Every entry, from first to last, is to be written out exactly.

(Entries from a dataset of interfaces)

○ ○ ○ ○ ○

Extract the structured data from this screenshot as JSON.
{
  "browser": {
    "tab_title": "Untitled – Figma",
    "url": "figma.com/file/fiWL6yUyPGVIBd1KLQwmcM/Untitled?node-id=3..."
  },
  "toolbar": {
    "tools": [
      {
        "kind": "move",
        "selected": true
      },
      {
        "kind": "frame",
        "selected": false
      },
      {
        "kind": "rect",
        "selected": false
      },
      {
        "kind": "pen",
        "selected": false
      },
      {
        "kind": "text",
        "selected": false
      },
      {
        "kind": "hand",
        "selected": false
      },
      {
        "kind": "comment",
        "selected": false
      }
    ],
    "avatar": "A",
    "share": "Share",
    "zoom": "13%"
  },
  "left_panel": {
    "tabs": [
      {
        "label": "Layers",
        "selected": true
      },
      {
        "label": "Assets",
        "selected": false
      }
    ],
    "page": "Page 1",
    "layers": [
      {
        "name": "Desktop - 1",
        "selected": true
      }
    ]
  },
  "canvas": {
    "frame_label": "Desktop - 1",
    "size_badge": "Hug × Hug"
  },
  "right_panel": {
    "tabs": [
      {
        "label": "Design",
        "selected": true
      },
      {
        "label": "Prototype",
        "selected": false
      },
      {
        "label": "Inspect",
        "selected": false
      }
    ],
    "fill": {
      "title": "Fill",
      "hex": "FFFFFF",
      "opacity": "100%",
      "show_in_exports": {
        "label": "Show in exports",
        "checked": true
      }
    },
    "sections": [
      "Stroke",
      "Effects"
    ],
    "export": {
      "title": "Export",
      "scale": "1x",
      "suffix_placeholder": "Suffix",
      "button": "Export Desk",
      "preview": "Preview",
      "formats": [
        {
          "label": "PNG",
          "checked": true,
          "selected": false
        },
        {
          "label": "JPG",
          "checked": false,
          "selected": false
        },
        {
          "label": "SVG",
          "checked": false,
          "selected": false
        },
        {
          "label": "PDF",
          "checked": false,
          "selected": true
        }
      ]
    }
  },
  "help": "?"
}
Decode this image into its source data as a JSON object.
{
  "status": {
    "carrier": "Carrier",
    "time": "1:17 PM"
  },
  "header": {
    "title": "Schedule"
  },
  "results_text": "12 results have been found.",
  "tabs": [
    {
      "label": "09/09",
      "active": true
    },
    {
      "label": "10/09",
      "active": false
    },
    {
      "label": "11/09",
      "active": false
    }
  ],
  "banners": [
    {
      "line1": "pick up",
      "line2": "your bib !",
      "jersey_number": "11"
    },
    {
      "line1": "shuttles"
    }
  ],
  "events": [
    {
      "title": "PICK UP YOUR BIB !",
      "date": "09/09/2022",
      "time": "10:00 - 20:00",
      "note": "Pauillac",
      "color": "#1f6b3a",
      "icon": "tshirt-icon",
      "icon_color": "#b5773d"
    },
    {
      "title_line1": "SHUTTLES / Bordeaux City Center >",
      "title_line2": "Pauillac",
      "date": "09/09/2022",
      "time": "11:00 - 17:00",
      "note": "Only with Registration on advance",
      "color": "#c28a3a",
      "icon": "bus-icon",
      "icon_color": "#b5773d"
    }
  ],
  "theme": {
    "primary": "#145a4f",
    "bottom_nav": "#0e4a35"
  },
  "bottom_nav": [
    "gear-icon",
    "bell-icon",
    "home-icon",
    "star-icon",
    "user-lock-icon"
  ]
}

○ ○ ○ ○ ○

**Answer to this problem:**
Extract the structured data from this screenshot as JSON.
{
  "browser": {
    "tab_title": "Untitled – Figma",
    "url": "figma.com/file/fiWL6yUyPGVIBd1KLQwmcM/Untitled?node-id=3..."
  },
  "toolbar": {
    "tools": [
      {
        "kind": "move",
        "selected": true
      },
      {
        "kind": "frame",
        "selected": false
      },
      {
        "kind": "rect",
        "selected": false
      },
      {
        "kind": "pen",
        "selected": false
      },
      {
        "kind": "text",
        "selected": false
      },
      {
        "kind": "hand",
        "selected": false
      },
      {
        "kind": "comment",
        "selected": false
      }
    ],
    "avatar": "A",
    "share": "Share",
    "zoom": "13%"
  },
  "left_panel": {
    "tabs": [
      {
        "label": "Layers",
        "selected": true
      },
      {
        "label": "Assets",
        "selected": false
      }
    ],
    "page": "Page 1",
    "layers": [
      {
        "name": "Desktop - 1",
        "selected": true
      }
    ]
  },
  "canvas": {
    "frame_label": "Desktop - 1",
    "size_badge": "Hug × Hug"
  },
  "right_panel": {
    "tabs": [
      {
        "label": "Design",
        "selected": true
      },
      {
        "label": "Prototype",
        "selected": false
      },
      {
        "label": "Inspect",
        "selected": false
      }
    ],
    "fill": {
      "title": "Fill",
      "hex": "FFFFFF",
      "opacity": "100%",
      "show_in_exports": {
        "label": "Show in exports",
        "checked": true
      }
    },
    "sections": [
      "Stroke",
      "Effects"
    ],
    "export": {
      "title": "Export",
      "scale": "1x",
      "suffix_placeholder": "Suffix",
      "button": "Export Desk",
      "preview": "Preview",
      "formats": [
        {
          "label": "PNG",
          "checked": true,
          "selected": false
        },
        {
          "label": "JPG",
          "checked": false,
          "selected": false
        },
        {
          "label": "SVG",
          "checked": false,
          "selected": false
        },
        {
          "label": "PDF",
          "checked": false,
          "selected": true
        }
      ]
    }
  },
  "help": "?"
}
Decode this image into its source data as a JSON object.
{
  "status": {
    "carrier": "Carrier",
    "time": "1:17 PM"
  },
  "header": {
    "title": "Schedule"
  },
  "results_text": "12 results have been found.",
  "tabs": [
    {
      "label": "09/09",
      "active": true
    },
    {
      "label": "10/09",
      "active": false
    },
    {
      "label": "11/09",
      "active": false
    }
  ],
  "banners": [
    {
      "line1": "pick up",
      "line2": "your bib !",
      "jersey_number": "11"
    },
    {
      "line1": "shuttles"
    }
  ],
  "events": [
    {
      "title": "PICK UP YOUR BIB !",
      "date": "09/09/2022",
      "time": "10:00 - 20:00",
      "note": "Pauillac",
      "color": "#1f6b3a",
      "icon": "tshirt-icon",
      "icon_color": "#b5773d"
    },
    {
      "title_line1": "SHUTTLES / Bordeaux City Center >",
      "title_line2": "Pauillac",
      "date": "09/09/2022",
      "time": "11:00 - 17:00",
      "note": "Only with Registration on advance",
      "color": "#c28a3a",
      "icon": "bus-icon",
      "icon_color": "#b5773d"
    }
  ],
  "theme": {
    "primary": "#145a4f",
    "bottom_nav": "#0e4a35"
  },
  "bottom_nav": [
    "gear-icon",
    "bell-icon",
    "home-icon",
    "star-icon",
    "user-lock-icon"
  ]
}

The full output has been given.